The forum consisted of keynote speech sessions and discussion sessions. Nearly 160 scholars and officials from around the world proposed ideas for the development of Tibet.
There are still misconceptions around the world about what life was like in Tibet. Mcleod noted, as part of the suggestions proposed by international experts during the forum, Tibet may open to more foreign visitors. "Seeing is believing. People talk to the local people and come to their own conclusion. It helps them have a more balanced understanding of what life is really like in Tibet," Mcleod said.
A creative director at the TV production company, Mcleod traveled a lot across Tibet for her documentary. Mcleod talked to a lot of local people and found it "a wonderful experience."
The local economy in Tibet has witnessed tremendous growth with its GDP grew by 9.1 percent in 2018, following over two decades of double-digit GDP growth, according to the regional government work report released in February 2019.
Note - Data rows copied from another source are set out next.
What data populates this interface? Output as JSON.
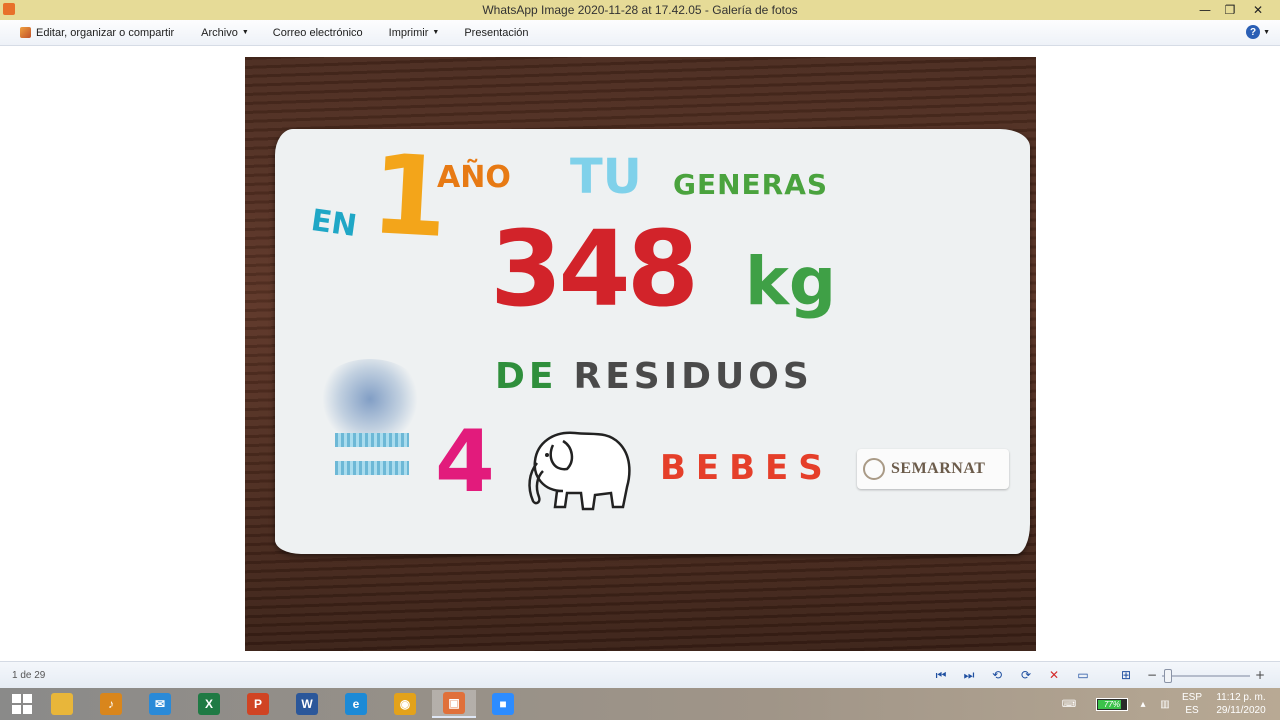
{
  "window": {
    "title": "WhatsApp Image 2020-11-28 at 17.42.05 - Galería de fotos",
    "controls": {
      "minimize": "—",
      "maximize": "❐",
      "close": "✕"
    }
  },
  "toolbar": {
    "edit_label": "Editar, organizar o compartir",
    "archivo_label": "Archivo",
    "correo_label": "Correo electrónico",
    "imprimir_label": "Imprimir",
    "presentacion_label": "Presentación",
    "help_label": "?",
    "caret": "▼"
  },
  "photo": {
    "en": "EN",
    "one": "1",
    "ano": "AÑO",
    "tu": "TU",
    "generas": "GENERAS",
    "amount": "348",
    "unit": "kg",
    "de": "DE",
    "residuos": "RESIDUOS",
    "four": "4",
    "bebes": "BEBES",
    "logo": "SEMARNAT"
  },
  "status": {
    "counter": "1 de 29",
    "zoom_level": 0.02
  },
  "controls": {
    "first": "⏮",
    "next": "⏭",
    "rotate_left": "⟲",
    "rotate_right": "⟳",
    "delete": "✕",
    "slideshow": "▭",
    "fit": "⊞",
    "zoom_out": "−",
    "zoom_in": "+"
  },
  "taskbar": {
    "apps": [
      {
        "name": "file-explorer",
        "color": "#e8b63a",
        "glyph": ""
      },
      {
        "name": "audio-app",
        "color": "#d9861c",
        "glyph": "♪"
      },
      {
        "name": "mail",
        "color": "#2a8ad8",
        "glyph": "✉"
      },
      {
        "name": "excel",
        "color": "#1f7a44",
        "glyph": "X"
      },
      {
        "name": "powerpoint",
        "color": "#d04423",
        "glyph": "P"
      },
      {
        "name": "word",
        "color": "#2b579a",
        "glyph": "W"
      },
      {
        "name": "edge",
        "color": "#1c8ad6",
        "glyph": "e"
      },
      {
        "name": "chrome",
        "color": "#e3a21a",
        "glyph": "◉"
      },
      {
        "name": "photo-gallery",
        "color": "#e0703a",
        "glyph": "▣"
      },
      {
        "name": "zoom",
        "color": "#2d8cff",
        "glyph": "■"
      }
    ],
    "battery_pct": "77%",
    "battery_level": 0.77,
    "lang_top": "ESP",
    "lang_bottom": "ES",
    "time": "11:12 p. m.",
    "date": "29/11/2020"
  }
}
"The democratic reform 60 years ago brought great changes to all fields of society," said assistant research fellow at China Tibetology Research Center Dr. Lajia Dangzhou, who is ethnic Tibetan. He noted that people were liberated from the feudal serfdom under theocracy and the social productivity was developed.
When it comes to how to maintain the rapid economic growth in the long run, Xiao Jie, assistant fellow at China Tibetology Research Center said the most fundamental measure is not only "open wider to the inland, but also to countries especially in South Asia."
"The Belt and Road Initiative (BRI) is a grand strategy for China. But it's even more important for Tibet to strengthen the connection with South Asia." Xiao Jie said."We should not only count on the economic calculation but also depend more on people-to-people exchange to link Tibet with South Asian countries."
One of the participants said the Silk Road is also a knowledge road. "I find it interesting because it could be an inspiration for the future of the BRI, namely, knowledge exchange as well as economic cooperation," said Mcleod.
"The forum serves as a good platform where people with different background can share their wisdom for the development of Tibet," according to Xiao Jie.